As a New England Patriots fan, the Super Bowl this Sunday doesn’t mean much to me.
The Patriots aren't in it this year, a rare occurrence since they've played nine times in the 21st century. Before this year, they had played in three straight Super Bowls and four of the last five. San Francisco 49ers quarterback Jimmy Garoppolo started two games for the Patriots in 2016 when Tom Brady served his four-game suspension for Deflategate. It would be nice to see him beat the Kansas City Chiefs. But it’s tough to feign excitement for Sunday’s game.
There's nothing particularly grand or historic about this Super Bowl. If the 49ers win, they'll be in a three-way tie for the most Super Bowl titles for one franchise (six) along with the Patriots and Pittsburgh Steelers. But while the Patriots have six rings under one head coach/quarterback combo, the 49ers winning six since 1981 isn't quite as impressive.
Even the last time the Patriots weren't in the Super Bowl, it was interesting because it was the last game of Peyton Manning's career. And at that point, Manning, the five-time MVP who once threw 49 touchdowns in one season, was arguably the worst starting quarterback in the NFL (17 interceptions in 10 regular season games). It's fair to say he was the worst quarterback to ever win a Super Bowl despite being one of the best of all-time.
Additionally, from my biased perspective, the Super Bowl wasn’t bad in 2006 or 2009 when Sean Morey played for the Pittsburgh Steelers and Arizona Cardinals respectively. However, that's because he—like me—is from Marshfield, Massachusetts. His teams never won a state championship, but seeing a local player in a big game did drum up some excitement in the town. I'm sure Milton, Massachusetts felt the same way when watching Rich Hill pitch for the Los Angeles Dodgers against the Boston Red Sox in the 2018 World Series.
For some people, the two teams playing in the game don't matter all that much because they just like watching football. For others, it doesn't matter because to them it's either a social outing or they watch for the commercials. I've never been able to figure out the latter group. Normally, people fast-forward through commercials if they're watching something pre-taped. And if not, they’ll often leave the room for a minute to do something else.
One has to expect the woke brands like Nike, Gillette, and Coca-Cola will pander to woke football fans (do the woke even watch football?), but this year is going to be particularly bad for commercials because of presidential campaigns. Already, Mike Bloomberg and Donald Trump have confirmed they bought Super Bowl ads. Surprisingly, Tom Steyer isn't doing the same since he and Bloomberg love popping up on TVs and in the unskippable ads before YouTube videos. We all already know how much attention those ads are going to get with over 100 million Americans expected to watch the game. Many considered the 2010 commercial Super Bowl commercial about Tim Tebow's mom not aborting him controversial, so one can only imagine how this will go over.
Some people like gambling on sports, so it doesn't matter who is playing in the big game as long as they have money on it. But then again, there are people like myself who don't bet because it's a risk.
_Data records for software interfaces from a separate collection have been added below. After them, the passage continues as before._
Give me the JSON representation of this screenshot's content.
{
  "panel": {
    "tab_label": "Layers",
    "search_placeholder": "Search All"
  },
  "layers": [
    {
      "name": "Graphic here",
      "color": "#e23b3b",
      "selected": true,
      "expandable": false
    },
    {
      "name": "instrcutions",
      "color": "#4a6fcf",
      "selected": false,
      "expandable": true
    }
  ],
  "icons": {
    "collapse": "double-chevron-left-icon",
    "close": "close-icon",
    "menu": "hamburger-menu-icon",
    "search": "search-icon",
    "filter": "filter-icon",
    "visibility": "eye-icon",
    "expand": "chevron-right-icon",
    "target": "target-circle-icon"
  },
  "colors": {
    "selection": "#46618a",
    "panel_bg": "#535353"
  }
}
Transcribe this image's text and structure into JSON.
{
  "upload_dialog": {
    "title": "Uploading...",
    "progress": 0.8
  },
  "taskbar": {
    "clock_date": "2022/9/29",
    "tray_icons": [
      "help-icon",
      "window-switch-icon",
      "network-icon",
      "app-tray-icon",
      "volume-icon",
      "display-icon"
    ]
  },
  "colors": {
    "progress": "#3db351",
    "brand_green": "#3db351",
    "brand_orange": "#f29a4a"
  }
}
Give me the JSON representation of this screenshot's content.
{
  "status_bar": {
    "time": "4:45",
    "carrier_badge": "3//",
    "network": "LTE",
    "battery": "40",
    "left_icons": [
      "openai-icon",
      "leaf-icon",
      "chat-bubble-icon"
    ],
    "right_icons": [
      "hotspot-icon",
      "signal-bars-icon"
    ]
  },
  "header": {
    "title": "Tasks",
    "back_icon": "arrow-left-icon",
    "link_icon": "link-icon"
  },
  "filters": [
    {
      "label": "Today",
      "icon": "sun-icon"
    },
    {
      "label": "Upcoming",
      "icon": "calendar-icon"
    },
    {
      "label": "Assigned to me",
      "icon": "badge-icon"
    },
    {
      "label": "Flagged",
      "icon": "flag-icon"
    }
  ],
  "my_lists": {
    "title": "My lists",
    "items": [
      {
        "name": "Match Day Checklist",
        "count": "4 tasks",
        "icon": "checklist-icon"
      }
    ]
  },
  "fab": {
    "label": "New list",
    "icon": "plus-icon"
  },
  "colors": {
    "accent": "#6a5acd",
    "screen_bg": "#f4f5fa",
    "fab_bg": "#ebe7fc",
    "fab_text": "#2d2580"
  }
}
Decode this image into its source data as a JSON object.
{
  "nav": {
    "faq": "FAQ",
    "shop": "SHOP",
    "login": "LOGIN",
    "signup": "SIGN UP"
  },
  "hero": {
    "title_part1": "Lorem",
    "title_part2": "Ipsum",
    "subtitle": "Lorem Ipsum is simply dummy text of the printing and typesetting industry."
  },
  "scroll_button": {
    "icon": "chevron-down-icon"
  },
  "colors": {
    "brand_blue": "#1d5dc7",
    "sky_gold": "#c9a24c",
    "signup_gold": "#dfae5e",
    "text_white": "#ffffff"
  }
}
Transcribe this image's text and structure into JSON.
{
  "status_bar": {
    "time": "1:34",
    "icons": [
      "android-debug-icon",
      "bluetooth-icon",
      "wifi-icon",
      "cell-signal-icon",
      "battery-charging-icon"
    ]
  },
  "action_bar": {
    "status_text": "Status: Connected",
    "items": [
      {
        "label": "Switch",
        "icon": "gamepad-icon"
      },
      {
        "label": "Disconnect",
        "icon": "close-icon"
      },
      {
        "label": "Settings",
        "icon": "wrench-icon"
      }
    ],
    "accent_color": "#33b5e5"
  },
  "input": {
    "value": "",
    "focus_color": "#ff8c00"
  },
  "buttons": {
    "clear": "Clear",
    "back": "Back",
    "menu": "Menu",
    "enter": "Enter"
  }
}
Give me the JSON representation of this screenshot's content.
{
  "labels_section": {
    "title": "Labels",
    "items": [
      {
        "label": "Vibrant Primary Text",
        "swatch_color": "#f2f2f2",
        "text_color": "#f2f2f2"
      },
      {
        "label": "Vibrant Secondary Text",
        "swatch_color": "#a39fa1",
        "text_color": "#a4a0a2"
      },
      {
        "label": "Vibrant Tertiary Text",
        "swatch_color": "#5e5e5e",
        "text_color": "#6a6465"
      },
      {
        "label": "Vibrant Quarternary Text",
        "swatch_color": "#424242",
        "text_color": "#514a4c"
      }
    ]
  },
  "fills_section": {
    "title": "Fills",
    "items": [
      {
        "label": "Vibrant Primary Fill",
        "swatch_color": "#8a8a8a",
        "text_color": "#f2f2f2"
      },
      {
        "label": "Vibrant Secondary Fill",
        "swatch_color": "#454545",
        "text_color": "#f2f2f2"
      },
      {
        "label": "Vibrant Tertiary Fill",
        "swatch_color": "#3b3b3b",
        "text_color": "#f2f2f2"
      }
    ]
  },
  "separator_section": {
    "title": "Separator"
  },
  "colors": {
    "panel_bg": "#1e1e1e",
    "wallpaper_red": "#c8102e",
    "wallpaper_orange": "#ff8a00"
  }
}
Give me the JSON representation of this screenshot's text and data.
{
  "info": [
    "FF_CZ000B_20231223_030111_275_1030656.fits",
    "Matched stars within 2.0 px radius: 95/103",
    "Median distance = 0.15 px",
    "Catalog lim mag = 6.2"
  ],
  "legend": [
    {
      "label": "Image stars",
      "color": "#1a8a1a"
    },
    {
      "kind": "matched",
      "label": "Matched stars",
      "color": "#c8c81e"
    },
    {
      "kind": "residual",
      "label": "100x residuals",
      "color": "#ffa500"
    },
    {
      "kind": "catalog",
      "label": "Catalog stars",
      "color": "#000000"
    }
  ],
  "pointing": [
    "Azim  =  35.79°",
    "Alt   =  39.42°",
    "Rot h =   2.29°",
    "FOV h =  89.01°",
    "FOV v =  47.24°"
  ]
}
Betting in that regard is still a lot better than the regressive tax we call playing the lottery because applied knowledge helps.
And for those watching the game with a group of people, it's hard to fully enjoy and appreciate the game when you're not able to pause, rewind and go frame-by-frame to see each guy and how each play unfolds. And the camera angles watching football on TV aren't great. Viewers would probably love to see all of the wide receivers’ routes and who the QB can throw to on deep balls. On field goal kicks, it would help to give people a closer view of the kicker and the football so they can see why some kicks go through and other kicks don't.